This one is of a mommy orangutan and 2 babies. The bigger one is about 8 years old and the smaller one is less than a year old.
I don’t know how the mommy orangutans do it. They swing through the trees with their babies constantly clinging to them. You can see how the older one is more independent, but the smaller one never leaves his mom. When everyone was finished eating, both babies jumped on mom and away she went.
These were some of my favorite photos.
While we were at this feeding station, it started to rain. The 8 year old climbed up into a tree and started grabbing leaves and making a cover for himself. Joe told me that wild orangutans don’t normally do that, but since these are semi-wild ones, they copy what they see humans doing. So this one was making an umbrella for himself because that’s what he sees humans doing when it rains.
The orangutans have their own versions of “hanger-ons.” A family of wild boars showed up and ate the banana peels.
Black monkeys join the party too.
The orangutans were shooing this guy away, but he was undeterred.
I love the mommy/baby shots.
In high school, one of my favorite movies was “Harry and the Hendersons.” It’s a movie about Big Foot, but portrays the mythical hairy beast as this gentle giant who is a vegetarian. I have no idea why I loved that movie, but I must have watched it a dozen times on HBO. This guy standing completely upright reminds me of “Harry” from that movie.
The dominant male in this area was a big guy named Tom. He didn’t make an appearance at the feeding station. On our way back to the boat, we walked past the rangers’ quarters (visitors aren’t permitted in that area) and Webley spotted this huge orangutan hanging around the huts. His back was to us. Joe called his name and Tom swung around like he recognized Joe’s voice. He is ENORMOUS. Joe said he is nearly 300 pounds, twice as big as Gundol, the dominant male pictured above. Unfortunately, I didn’t get a good shot of him. I asked Joe why he wasn’t at the feeding station and he said that Tom sometimes gets tired of the tourists and he knows tourists can’t go near the rangers’ quarters.
Joe told us one time an old lady was determined to get a photo with Tom standing right next to her. Despite protests and warnings from the guides, she got up close to him.
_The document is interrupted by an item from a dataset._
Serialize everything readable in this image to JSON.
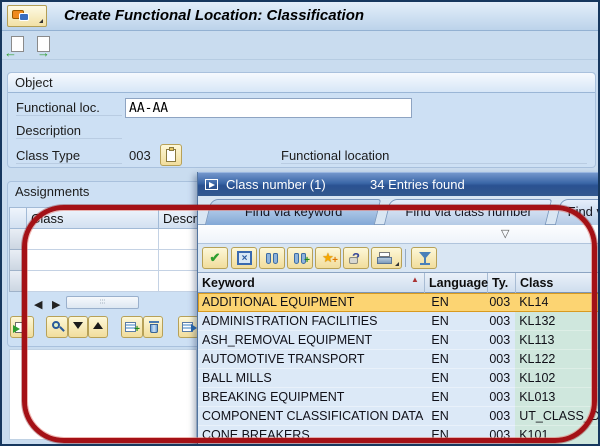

Suddenly, Tom grabbed her and started shaking the stew out of her. It took 10 men to stop him. That’s how strong he is. I don’t think she had any serious injuries, but I bet she learned her lesson after that experience. Sheesh…some people.
Shortly after seeing Tom, we came upon Siswe. She is the dominant queen, Tom’s queen.
Apparently, wherever Tom goes, Siswe is not far away and I was told that Tom sometimes gets irritated by this. Siswe likes Joe, so he said it was OK for us to get close. You can tell after hearing that story about Tom, I’m not exactly thrilled being right next to her.
2 thoughts on “The Orangutans”
Thanks, Benji, Tala, Webly and Aaron. I enjoyed the photos, facts and inter action you have shown us all about these smart Apes. I am glad the human branch of the family tree are prettier than Orangutangs! Your photos are all perfect. Tim
Tim, while humans are typically prettier, you should visit Walmart; you will find exceptions both in looks and intelligence.
Woods, thanks or that fine story. I really liked the personal observations. It made me feel a little like I was along for the ride. Keep sharing the adventures. We really enjoy them.
Webley, after a long hot day of construction I think I look a little like an orangutan.
Aaron, did you catch any fish in that river?
Thanks for sharing